After such lovely Mother’s Day greetings from my now faraway stepsons, this piece needed a replay!
On Christmas Eve, 2002, the same year that my father died and my mother hovered on the brink of a coma, my husband of 22 years looked across the living room at me and unceremoniously announced that he had he lost every single penny of our savings, retirement and investment funds on a harebrained business venture…and that he was leaving me and our daughter…to move across the country…to live with a former stripper…and her five children. Boom, Merry Christmas!
With the slamming of the door behind him, the comfortable world I’d known shattered into a zillion pieces, and I was thrust into an unfamiliar one where my identity was suddenly redefined: ex-wife, divorcee, single mother. Not to mention, penniless and homeless, thanks to my ex’s financial flimflamming. Even more devastating than losing my house and my life savings (and possibly a kidney if it sold on eBay), was the loss of my family. My nuclear family was a small one, but it had been, I thought, a good one. When my ex deserted, he took not only that family from me, but also the larger extended one from his side that I’d come to regard as my own. There were in-laws of all sorts that I had grown very attached to and oodles of cousins that kept my daughter—an only—from feeling lonely. How would I ever rebuild a family for my daughter and me? Even if I remarried sometime, I was past the point of having more children and blending families of stepchildren was often a difficult undertaking. The grief I felt over this loss was almost unbearable.
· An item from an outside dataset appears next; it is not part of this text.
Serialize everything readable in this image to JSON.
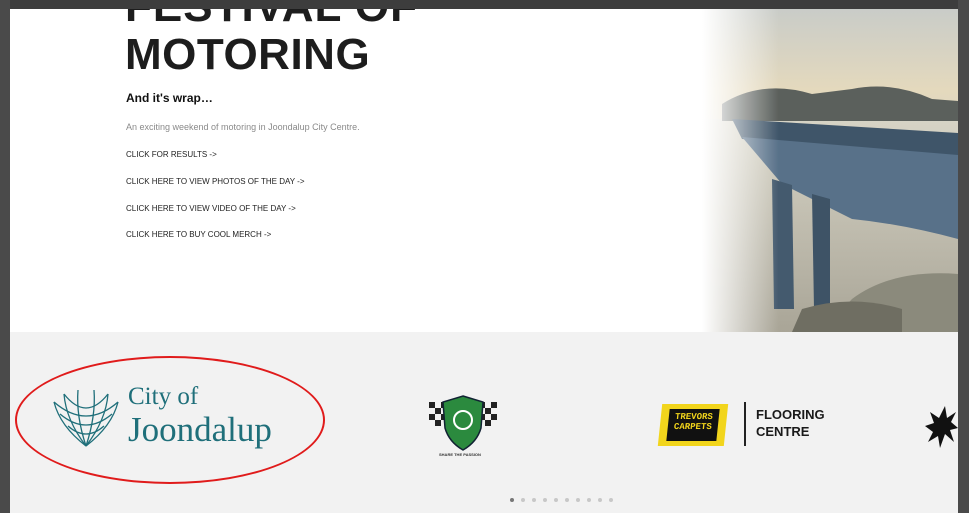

But, I’m not here to sing the blues about how a man done me wrong. I say this only as prologue to another unexpected turn my life took four years later. Seemingly against the odds, I learned to trust again and fell in love with an especially wonderful—and handsome—Colombian man. When we married I was once again thrust into new roles I had never imagined for myself, such as second wife and stepmother—and stepmother to two sons. Talk about unfamiliar worlds. I knew practically nothing about boys. As the youngest in a family of three daughters, I’d begun swimming in a sea of estrogen at birth and the water hadn’t changed much in the years since. In three generations of reproducing, only one Y chromosome had successfully made it upstream in my family. Sisters, daughters, nieces—those were my areas of expertise. The notion of adding a double dose of testosterone to the mix was both wildly appealing to me and intimidating at the same time. What if I weren’t any good with boys? I mean, did boys shop?
Enter two exceptional young men who immediately put my fears to rest. Handsome, smart and talented beyond measure, my stepsons are also kind and loving and possess the kind of quick wit I value almost more than solid food. They are, as all who meet them note, the essence of something so rarely seen nowadays—they are gentlemen, their impeccable manners a tribute to their father and mother’s influence. Yes, these two had me at “Hola.” They immediately embraced my daughter and me as the rest of their family, as the pieces that had not been missing, yet somehow strangely completed the picture. My daughter, still reeling from her father’s abandonment when she first met the boys, soaked up the attention of two big brothers like a thirsty sponge. The boys in turn got a kick out of having a little sister to variously tease and/or fawn over. The first time we all took a family vacation together, my husband and I marveled that the three kids bonded as if they’d been hatched together. The very real brother-and-sister relationship that blossomed almost magically among them brought healing to my once splintered heart in ways even my loving husband couldn’t have.
If your world has shattered, for whatever reason, and your heart is in tatters, don’t despair. I know it may seem impossible to believe right now, and it may take some time and struggle, but healing and restoration can come to you in the most unexpected ways and in the most unlikely forms. I recently saw a photo from our last family trip that my daughter had posted to Facebook. She captioned it simply, “Best Family Vacation Ever.” Indeed it was and, by the way, boys do like to shop!
A version of this post first appeared on The Good Men Project